This week’s Internet video phenomenon stars the hysterically “sobbing” Britney Spears fan who launches into a tirade against all those who mocked Britney’s deadly comeback performance at the MTV Video Music Awards.
“How f—— dare anyone out there make fun of Britney after all she’s been through!” screams androgynous 19-year-old Chris Crocker.
“She lost her hair, she went through a divorce, she had two f—— kids, her husband turned out to be a user, and now she’s going through a custody battle…. Anyone who has a problem with her, you just deal with me because she’s not well right now.”
It seems as if every media outlet in the country has latched on to the video. It’s yet another example of the mainstream media desperately trying to attach itself to what those hipsters on the Internet are doing. (And yes, you could say I’m doing the same thing right here.)
But is there anybody who DOESN’T realize this is pure performance art?
(It’s reminiscent of a recent story about the hot “regular girl” who supposedly lost a digital camera filled with racy shots. Surprise, surprise, turns out she’s an adult-site model.)
According to a profile of Crocker written a few months ago by Eli Sanders of the Stranger, Crocker is an Internet sensation — a “huge YouTube celebrity” — who has been pursued for gigs by mainstream media. The Britney rant is just his latest piece of video performance art.
If this were 10 years ago and Crocker had sent a videotape of his rant to TV stations, he wouldn’t have received a nibble from the local cable access outlet. But because he’s hot on MySpace and YouTube, we fall all over ourselves to give him a showcase, even though the video itself is lame hackwork.
The real genius of Chris Crocker isn’t in his videos. It’s his ability to get us to fuel the hype.

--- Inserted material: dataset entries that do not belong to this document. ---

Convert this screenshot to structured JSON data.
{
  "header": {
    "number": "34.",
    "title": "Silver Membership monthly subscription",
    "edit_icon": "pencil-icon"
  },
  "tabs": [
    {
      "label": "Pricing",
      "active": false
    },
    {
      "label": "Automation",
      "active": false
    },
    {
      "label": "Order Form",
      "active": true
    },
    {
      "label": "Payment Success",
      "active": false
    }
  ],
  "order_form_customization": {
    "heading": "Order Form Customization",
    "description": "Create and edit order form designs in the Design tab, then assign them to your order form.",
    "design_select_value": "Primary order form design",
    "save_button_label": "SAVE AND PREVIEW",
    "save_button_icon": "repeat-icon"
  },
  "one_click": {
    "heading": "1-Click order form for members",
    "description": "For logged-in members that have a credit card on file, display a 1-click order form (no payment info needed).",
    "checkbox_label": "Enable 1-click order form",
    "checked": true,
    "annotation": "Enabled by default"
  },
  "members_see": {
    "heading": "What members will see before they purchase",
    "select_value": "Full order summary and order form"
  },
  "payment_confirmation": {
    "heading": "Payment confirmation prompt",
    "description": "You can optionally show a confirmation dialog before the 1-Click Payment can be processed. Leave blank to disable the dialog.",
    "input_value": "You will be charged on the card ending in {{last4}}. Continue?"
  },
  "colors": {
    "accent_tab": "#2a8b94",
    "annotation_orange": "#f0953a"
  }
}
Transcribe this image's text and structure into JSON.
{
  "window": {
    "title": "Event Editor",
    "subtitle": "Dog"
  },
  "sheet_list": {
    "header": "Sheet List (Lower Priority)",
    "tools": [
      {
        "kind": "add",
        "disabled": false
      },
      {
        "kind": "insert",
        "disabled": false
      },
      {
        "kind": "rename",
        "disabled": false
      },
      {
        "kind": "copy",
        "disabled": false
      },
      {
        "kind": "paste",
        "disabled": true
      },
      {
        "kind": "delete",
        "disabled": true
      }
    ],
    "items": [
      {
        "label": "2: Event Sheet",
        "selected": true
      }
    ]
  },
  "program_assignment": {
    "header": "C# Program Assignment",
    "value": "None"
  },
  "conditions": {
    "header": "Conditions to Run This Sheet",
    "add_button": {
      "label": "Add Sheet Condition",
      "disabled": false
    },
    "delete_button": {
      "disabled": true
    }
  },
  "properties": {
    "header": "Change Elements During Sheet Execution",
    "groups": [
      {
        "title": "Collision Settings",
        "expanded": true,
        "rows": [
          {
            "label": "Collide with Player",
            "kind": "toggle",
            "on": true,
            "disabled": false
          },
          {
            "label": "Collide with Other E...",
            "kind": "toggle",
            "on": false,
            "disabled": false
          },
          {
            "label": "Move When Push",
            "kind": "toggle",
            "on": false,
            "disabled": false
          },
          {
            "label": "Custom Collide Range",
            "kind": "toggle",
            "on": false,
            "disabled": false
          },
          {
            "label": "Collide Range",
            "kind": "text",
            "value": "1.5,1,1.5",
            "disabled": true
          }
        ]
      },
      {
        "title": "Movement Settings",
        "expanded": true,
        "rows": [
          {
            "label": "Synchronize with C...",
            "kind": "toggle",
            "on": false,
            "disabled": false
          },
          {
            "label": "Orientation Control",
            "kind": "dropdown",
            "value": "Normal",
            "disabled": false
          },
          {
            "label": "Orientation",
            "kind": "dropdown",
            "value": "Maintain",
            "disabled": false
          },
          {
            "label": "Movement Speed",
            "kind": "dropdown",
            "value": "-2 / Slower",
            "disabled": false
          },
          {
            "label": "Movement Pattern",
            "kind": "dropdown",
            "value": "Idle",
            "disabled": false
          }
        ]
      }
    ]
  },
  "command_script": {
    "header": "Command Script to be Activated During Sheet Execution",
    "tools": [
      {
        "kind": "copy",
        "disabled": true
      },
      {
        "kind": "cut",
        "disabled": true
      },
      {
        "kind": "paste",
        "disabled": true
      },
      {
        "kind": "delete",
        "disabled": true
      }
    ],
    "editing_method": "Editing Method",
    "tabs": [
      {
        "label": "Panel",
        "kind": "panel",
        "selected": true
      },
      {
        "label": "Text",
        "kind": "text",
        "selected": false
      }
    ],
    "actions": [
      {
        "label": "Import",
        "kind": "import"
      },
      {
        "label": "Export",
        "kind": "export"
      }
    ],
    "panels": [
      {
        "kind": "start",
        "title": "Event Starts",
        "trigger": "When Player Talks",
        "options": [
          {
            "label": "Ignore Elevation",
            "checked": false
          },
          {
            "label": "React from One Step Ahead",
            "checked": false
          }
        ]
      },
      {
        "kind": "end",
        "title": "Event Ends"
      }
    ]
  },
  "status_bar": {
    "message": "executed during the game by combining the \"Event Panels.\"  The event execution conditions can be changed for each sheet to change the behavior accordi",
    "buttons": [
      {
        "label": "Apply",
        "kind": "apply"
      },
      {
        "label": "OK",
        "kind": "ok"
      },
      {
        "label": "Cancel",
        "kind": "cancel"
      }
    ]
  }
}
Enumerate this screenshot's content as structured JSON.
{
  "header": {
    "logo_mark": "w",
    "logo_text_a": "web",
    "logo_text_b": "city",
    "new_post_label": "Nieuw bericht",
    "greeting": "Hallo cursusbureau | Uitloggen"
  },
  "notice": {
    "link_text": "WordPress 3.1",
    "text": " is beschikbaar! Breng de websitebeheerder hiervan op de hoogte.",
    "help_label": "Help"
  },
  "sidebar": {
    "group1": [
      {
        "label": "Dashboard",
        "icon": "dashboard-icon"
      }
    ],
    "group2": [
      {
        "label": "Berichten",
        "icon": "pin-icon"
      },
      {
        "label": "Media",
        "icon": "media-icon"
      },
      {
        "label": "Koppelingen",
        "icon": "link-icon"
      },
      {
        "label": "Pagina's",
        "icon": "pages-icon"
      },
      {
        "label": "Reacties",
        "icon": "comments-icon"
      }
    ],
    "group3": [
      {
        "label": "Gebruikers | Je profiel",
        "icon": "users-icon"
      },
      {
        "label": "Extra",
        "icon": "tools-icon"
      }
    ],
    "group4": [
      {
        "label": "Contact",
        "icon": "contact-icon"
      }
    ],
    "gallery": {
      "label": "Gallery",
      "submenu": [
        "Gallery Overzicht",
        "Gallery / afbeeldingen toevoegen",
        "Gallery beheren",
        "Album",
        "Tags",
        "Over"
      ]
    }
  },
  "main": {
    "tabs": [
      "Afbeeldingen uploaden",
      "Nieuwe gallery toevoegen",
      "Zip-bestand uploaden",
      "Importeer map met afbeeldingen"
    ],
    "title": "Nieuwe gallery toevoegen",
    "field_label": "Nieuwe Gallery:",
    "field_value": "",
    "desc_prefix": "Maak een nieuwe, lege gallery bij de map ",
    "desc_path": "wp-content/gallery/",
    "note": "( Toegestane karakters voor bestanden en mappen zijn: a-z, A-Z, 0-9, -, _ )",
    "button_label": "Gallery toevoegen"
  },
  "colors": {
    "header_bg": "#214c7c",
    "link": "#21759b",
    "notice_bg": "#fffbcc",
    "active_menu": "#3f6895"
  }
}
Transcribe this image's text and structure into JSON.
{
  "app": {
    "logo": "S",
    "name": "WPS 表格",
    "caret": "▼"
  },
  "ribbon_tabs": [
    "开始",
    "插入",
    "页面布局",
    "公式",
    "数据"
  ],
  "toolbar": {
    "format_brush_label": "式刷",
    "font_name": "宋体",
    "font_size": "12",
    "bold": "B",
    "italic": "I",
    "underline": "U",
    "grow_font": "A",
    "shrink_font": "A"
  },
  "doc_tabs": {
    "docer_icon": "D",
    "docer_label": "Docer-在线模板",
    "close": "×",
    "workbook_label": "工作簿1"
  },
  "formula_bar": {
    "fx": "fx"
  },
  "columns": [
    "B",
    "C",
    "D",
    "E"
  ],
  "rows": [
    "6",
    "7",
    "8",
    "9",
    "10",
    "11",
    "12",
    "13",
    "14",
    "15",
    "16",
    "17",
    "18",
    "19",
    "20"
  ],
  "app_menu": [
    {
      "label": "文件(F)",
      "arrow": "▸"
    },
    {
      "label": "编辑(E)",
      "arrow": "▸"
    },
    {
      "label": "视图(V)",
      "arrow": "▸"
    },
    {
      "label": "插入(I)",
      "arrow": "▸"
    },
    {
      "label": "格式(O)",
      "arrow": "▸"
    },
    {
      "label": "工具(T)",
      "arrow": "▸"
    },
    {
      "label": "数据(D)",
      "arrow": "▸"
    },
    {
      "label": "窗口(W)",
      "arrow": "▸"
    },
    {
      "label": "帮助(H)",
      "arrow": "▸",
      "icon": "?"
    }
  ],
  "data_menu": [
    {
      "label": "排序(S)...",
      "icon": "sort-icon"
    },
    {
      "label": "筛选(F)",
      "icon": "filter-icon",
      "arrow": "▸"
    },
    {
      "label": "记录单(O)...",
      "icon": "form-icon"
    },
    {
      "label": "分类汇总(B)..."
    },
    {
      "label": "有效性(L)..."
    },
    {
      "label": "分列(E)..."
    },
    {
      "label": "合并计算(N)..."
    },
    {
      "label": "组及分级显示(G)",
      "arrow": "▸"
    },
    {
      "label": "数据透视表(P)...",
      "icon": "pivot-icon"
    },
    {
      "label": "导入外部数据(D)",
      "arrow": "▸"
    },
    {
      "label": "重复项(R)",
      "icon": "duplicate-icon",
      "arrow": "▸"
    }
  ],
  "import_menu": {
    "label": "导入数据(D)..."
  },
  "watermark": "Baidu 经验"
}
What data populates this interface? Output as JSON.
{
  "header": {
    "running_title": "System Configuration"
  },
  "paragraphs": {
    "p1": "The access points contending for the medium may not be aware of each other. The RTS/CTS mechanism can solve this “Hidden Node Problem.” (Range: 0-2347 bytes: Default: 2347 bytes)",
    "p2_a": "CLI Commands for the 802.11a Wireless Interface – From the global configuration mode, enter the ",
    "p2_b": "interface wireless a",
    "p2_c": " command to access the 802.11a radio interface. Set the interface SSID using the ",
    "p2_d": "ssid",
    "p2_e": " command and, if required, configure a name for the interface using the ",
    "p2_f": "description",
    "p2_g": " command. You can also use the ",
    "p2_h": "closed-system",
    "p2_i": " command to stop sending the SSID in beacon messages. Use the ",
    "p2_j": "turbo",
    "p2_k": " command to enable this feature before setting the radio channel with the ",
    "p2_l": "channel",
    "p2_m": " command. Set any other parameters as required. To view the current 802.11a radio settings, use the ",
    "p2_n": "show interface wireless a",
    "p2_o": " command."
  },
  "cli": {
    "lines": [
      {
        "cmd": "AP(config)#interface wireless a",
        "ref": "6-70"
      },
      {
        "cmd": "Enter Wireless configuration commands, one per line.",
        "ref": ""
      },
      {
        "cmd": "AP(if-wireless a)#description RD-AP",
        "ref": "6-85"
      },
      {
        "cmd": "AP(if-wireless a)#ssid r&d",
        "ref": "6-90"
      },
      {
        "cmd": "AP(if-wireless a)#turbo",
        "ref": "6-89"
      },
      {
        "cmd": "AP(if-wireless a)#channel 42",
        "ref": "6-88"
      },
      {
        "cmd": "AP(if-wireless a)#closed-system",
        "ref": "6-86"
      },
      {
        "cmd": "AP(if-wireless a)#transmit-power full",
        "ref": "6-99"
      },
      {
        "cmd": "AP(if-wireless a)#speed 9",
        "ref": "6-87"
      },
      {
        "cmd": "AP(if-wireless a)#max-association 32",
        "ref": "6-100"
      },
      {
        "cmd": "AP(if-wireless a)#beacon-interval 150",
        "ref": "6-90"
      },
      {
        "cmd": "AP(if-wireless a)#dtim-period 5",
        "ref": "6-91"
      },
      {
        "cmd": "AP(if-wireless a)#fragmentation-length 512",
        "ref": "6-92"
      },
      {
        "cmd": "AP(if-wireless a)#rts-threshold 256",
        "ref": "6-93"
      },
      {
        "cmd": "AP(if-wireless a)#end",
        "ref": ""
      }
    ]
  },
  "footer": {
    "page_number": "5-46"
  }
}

But that’s not all. Onion AV Club reports that he may be getting his own TV show. Some sort of reality TV “docusoap.”
Now, this followed with the usual copious handwringing from the AV Club commenters (much of it tongue-in-cheek, admittedly) that this was a sigh of the end of Western Civilization. But seriously, what’s the big deal? I actually admire the fact that Chris Crocker managed to fool and entertain several million people with his surprisingly well-done piece of performance art.
We might just be looking into a new paradigm. New actors and comedians used to get their starts in comedy clubs and UPN sitcoms. What if YouTube is the next place to get your foot in the door? You reach a bigger audience, and while you’re not guaranteed fame — if you’re skilled enough at what you do, you will get attention. It’s probably the most democratic way of creating celebrity.